=== MATERIAL PROVIDED ===
------------------------------------

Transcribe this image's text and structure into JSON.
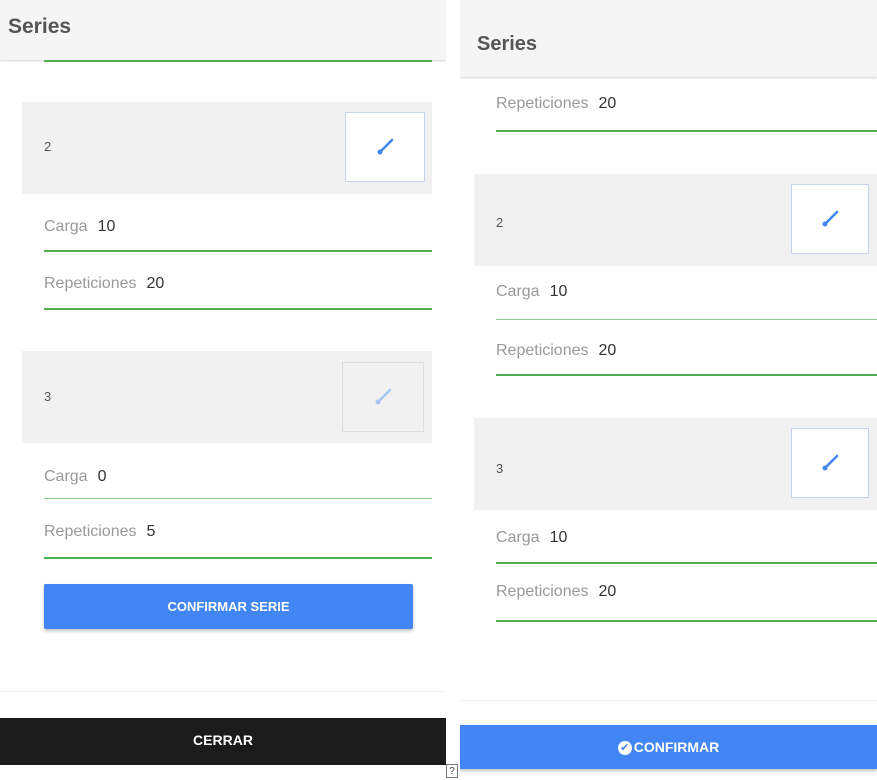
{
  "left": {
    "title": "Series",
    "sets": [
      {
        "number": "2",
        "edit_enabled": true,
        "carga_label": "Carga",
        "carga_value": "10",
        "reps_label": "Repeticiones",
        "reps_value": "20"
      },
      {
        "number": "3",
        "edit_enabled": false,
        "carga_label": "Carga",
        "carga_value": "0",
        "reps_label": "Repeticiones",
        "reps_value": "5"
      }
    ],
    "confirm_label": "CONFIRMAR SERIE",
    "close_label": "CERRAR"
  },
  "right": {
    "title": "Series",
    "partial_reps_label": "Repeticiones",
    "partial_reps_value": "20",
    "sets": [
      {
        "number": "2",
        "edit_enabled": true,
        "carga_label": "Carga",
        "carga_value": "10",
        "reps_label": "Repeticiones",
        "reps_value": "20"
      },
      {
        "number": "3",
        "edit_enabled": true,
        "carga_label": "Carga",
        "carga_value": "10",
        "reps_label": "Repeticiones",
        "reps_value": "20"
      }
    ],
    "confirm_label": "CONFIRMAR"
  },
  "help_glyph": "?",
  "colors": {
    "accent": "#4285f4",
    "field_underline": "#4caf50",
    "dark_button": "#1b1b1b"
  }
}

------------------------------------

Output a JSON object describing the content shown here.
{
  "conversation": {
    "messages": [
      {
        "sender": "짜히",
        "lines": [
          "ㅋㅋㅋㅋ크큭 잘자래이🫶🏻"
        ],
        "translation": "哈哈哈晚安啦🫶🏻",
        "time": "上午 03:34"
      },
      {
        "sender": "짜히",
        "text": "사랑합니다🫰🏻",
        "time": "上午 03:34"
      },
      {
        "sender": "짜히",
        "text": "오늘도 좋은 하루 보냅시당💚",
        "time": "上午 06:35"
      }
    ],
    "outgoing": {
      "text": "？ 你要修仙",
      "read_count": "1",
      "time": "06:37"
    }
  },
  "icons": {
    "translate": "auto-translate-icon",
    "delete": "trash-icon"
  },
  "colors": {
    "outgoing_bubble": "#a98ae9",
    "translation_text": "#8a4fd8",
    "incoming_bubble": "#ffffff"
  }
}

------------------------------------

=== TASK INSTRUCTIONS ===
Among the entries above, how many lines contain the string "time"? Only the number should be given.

=== WRITTEN REPLY ===
4